Effective January 1, 2012, California SB657, known as The California Transparency in Supply Chains Act of 2010, will mandate retail sellers and manufacturers doing business in California with annual gross receipts exceeding $100 million to conspicuously and clearly disclose their efforts and policies for ensuring that their supply chains are free from human trafficking and slavery.

The targeted companies are required to make these disclosures on their websites; if a company does not have a website, the information must be provided in writing within 30 days of a consumer request. Although the Act does not mandate any specific language, the disclosure must be easily understood and explain the procedures, if any, that the company has in place, in reference to:

    • Evaluating and addressing the human trafficking and slavery risks in its product supply chains (disclosure must state whether or not the company is using a third-party to assess these risks);
    • Requiring direct suppliers to certify that the materials used in the products comply with slavery and human trafficking laws in the countries in which they are doing business;
    • Conducting supplier audits to evaluate compliance with company standards on trafficking and slavery (disclosure must state whether or not the audits are independent and unannounced);
    • Maintaining accountability standards and procedures for employees or contractors who fail to meet company standards regarding slavery and human trafficking;
    • Training employees and managers who have direct responsibility with supply chain management on the mitigation of human trafficking and slavery risks.

While the Act has gained significant attention by California companies, its expansive jurisdictional provisions make it applicable to many large retail sellers and manufacturers that are organized or domiciled outside of California, as the $100 million gross receipts threshold for compliance is based on worldwide sales revenue. And since the threshold is relatively low and set in dollar amounts, it can be as triggered by earning less than 1% of that revenue in the state, owning some property or having even one employee or contractor here (see CA Revenue and Taxation Code Section 23101 for a full definition of “doing business in California.”)

California SB657 is a disclosure law and does not require companies to do things differently, but its deceptive simplicity brings into focus the importance of proactive risk management. And for many companies, it is a call to action to move beyond this law’s mere disclosure compliance and implement or strengthen their risk management programs not only for brand equity protection but also in recognition of their corporate social responsibility.

In our products portfolio, SI offers specialized background investigations for vendor/third-party engagements which include elements and search strategies designed to find, among other criteria, indications or records of slavery and human trafficking in supply chains.

The Act is a disclosure law and does not impose any substantive regulation on supply chain activities.
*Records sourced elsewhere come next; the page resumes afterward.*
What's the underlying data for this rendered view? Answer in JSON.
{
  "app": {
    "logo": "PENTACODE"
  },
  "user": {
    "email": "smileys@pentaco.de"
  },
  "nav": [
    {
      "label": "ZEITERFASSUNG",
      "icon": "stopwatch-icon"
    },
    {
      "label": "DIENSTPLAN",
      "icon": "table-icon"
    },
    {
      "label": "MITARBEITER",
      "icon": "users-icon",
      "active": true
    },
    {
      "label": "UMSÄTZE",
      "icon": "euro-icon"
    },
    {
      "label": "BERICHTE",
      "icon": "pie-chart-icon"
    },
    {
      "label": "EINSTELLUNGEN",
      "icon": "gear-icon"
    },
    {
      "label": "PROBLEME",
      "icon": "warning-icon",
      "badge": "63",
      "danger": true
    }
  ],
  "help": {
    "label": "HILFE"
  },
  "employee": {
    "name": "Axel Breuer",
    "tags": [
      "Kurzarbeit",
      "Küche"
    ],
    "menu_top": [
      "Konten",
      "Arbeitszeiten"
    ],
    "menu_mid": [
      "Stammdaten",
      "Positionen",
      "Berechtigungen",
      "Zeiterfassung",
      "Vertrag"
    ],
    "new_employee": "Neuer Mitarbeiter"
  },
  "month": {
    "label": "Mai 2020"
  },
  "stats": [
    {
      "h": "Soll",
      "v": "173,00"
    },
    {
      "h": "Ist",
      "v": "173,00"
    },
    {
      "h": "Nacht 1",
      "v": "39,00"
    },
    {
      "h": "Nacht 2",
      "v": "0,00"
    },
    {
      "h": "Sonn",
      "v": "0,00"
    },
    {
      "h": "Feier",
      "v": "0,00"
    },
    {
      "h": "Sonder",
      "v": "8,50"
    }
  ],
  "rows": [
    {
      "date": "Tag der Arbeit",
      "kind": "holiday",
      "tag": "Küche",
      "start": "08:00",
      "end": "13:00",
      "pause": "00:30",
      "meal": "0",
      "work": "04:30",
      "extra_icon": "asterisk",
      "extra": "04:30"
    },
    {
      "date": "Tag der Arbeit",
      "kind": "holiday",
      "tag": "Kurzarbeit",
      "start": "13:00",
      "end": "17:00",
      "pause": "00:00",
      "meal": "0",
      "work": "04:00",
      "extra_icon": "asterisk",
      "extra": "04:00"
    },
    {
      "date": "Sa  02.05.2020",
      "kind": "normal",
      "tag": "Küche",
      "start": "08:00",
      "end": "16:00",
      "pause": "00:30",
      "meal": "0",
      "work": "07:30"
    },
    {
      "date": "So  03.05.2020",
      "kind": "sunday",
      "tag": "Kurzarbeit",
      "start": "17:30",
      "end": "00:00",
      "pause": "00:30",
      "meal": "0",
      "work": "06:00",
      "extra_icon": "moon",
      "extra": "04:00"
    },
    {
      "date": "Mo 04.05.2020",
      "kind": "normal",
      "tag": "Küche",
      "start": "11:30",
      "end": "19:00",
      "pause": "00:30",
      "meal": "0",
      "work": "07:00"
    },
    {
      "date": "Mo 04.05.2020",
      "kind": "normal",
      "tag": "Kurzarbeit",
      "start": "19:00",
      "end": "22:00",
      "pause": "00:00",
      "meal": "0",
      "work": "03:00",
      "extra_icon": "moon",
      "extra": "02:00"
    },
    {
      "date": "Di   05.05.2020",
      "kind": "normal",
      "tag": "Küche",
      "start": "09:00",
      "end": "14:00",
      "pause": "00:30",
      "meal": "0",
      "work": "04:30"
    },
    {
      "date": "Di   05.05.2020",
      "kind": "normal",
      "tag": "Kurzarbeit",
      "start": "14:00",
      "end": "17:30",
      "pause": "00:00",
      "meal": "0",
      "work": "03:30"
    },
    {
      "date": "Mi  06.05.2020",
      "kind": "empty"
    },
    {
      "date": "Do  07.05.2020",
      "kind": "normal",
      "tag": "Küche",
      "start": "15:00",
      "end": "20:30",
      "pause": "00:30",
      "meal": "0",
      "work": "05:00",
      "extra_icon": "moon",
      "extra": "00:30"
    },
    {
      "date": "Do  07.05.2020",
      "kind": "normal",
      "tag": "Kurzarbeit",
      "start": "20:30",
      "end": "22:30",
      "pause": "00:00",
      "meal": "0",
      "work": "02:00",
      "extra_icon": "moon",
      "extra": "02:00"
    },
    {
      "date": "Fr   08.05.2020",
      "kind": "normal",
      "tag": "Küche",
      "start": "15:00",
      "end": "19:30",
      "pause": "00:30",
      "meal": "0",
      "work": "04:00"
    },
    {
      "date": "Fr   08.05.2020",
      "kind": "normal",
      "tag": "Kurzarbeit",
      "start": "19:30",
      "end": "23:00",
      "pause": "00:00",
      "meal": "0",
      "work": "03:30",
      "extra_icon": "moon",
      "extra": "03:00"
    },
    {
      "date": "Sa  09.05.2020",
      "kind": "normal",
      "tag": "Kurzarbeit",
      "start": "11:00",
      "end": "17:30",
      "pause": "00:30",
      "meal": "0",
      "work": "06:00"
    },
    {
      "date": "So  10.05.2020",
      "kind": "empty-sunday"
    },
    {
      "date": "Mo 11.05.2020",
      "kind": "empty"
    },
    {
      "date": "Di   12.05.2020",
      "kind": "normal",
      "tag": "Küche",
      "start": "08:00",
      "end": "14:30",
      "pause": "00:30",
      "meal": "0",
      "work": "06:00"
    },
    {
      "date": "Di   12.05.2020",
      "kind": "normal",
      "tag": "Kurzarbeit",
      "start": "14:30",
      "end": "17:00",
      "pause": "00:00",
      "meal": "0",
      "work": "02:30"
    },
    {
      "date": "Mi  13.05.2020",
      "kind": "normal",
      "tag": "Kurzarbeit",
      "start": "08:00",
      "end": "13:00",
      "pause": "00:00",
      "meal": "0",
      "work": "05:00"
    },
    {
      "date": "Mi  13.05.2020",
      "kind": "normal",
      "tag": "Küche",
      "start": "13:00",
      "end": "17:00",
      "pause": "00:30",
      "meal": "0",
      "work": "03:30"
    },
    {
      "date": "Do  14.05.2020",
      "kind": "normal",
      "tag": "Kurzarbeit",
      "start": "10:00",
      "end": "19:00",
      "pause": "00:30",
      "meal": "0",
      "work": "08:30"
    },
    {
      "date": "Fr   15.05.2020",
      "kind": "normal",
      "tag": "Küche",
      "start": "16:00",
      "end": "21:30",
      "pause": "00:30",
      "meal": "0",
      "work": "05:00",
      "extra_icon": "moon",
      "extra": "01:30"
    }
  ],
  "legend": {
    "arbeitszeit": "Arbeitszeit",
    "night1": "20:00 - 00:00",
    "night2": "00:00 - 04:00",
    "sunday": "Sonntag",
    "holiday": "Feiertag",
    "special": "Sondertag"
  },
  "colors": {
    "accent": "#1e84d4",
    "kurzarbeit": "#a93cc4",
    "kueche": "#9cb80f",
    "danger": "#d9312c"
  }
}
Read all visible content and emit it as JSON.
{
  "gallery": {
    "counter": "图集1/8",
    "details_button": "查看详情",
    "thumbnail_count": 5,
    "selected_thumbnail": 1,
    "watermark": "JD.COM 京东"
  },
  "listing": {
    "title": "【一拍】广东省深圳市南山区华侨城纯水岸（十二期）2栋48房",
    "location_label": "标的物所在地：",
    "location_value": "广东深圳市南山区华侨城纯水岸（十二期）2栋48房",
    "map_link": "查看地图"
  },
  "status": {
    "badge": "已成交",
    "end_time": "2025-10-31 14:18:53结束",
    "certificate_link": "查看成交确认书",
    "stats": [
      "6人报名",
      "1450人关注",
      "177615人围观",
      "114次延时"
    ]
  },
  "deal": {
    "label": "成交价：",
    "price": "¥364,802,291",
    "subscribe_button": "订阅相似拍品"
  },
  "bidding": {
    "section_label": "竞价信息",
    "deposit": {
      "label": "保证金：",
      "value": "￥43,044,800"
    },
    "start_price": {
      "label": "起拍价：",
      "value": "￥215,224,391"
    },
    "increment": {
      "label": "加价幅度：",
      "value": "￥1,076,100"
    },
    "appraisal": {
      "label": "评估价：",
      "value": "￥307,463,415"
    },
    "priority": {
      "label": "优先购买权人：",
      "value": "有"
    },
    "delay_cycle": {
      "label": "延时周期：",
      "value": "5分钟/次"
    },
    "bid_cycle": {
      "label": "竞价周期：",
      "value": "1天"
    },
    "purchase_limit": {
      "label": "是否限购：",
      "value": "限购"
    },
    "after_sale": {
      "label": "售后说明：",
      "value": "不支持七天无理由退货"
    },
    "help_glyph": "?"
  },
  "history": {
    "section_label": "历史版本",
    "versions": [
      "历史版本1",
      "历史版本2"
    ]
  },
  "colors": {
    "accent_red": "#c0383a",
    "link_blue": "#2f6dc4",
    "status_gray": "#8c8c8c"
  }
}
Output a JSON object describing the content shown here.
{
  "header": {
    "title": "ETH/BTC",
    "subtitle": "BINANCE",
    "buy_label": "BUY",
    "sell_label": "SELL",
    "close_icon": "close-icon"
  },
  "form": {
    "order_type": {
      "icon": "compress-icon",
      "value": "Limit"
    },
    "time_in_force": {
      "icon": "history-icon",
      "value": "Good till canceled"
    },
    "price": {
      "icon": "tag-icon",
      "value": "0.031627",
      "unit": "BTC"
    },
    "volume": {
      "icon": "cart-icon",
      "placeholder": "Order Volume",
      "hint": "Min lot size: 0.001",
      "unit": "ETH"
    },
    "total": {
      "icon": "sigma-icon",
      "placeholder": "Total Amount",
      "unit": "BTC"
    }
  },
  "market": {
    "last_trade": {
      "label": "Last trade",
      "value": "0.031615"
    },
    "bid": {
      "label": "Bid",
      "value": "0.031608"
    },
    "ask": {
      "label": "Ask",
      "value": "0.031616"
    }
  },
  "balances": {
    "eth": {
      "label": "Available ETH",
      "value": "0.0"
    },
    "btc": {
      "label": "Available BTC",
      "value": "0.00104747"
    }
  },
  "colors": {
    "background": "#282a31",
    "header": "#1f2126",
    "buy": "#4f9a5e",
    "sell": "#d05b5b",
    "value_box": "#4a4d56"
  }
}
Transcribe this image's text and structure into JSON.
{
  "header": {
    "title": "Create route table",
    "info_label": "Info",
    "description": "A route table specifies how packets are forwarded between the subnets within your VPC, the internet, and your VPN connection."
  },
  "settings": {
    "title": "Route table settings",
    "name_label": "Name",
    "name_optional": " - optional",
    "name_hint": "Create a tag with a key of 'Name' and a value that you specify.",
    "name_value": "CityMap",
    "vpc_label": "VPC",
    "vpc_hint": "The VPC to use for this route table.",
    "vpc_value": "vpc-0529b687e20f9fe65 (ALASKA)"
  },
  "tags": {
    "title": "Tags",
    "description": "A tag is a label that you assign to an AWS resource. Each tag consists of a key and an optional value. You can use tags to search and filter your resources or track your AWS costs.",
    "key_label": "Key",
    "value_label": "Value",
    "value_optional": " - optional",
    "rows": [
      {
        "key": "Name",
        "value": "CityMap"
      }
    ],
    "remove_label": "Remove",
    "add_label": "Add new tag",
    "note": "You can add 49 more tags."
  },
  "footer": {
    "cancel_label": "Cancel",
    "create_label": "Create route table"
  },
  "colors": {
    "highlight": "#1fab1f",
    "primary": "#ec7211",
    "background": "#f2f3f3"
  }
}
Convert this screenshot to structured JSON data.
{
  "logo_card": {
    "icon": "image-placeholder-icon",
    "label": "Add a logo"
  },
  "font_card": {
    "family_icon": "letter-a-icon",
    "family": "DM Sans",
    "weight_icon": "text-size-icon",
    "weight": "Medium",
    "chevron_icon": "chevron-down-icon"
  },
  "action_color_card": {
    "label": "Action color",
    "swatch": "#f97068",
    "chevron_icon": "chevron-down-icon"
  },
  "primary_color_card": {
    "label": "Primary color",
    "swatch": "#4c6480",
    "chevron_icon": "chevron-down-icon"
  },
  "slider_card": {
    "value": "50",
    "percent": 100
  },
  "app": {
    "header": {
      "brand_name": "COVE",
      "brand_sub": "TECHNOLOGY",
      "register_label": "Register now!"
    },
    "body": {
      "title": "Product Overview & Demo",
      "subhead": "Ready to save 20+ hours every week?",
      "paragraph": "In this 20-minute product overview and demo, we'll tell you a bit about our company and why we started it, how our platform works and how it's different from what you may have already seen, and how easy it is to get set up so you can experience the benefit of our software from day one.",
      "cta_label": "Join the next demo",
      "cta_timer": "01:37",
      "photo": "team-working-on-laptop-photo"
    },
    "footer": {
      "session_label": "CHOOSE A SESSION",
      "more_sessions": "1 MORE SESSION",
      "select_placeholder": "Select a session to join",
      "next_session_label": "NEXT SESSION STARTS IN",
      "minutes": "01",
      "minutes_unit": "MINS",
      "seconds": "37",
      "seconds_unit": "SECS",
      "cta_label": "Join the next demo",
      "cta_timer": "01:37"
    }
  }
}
Nor, unlike the “conflict minerals” provisions of the Dodd-Frank regulatory reform law, 9 does it impose any affirmative obligations on companies to perform diligence regarding the existence of slavery or human trafficking in their supply chains. Nonetheless, as a matter of corporate social responsibility as well as public image, companies may wish to consider whether it is appropriate to adopt policies or procedures to mitigate the risk that slavery or human trafficking exist in their supply chains.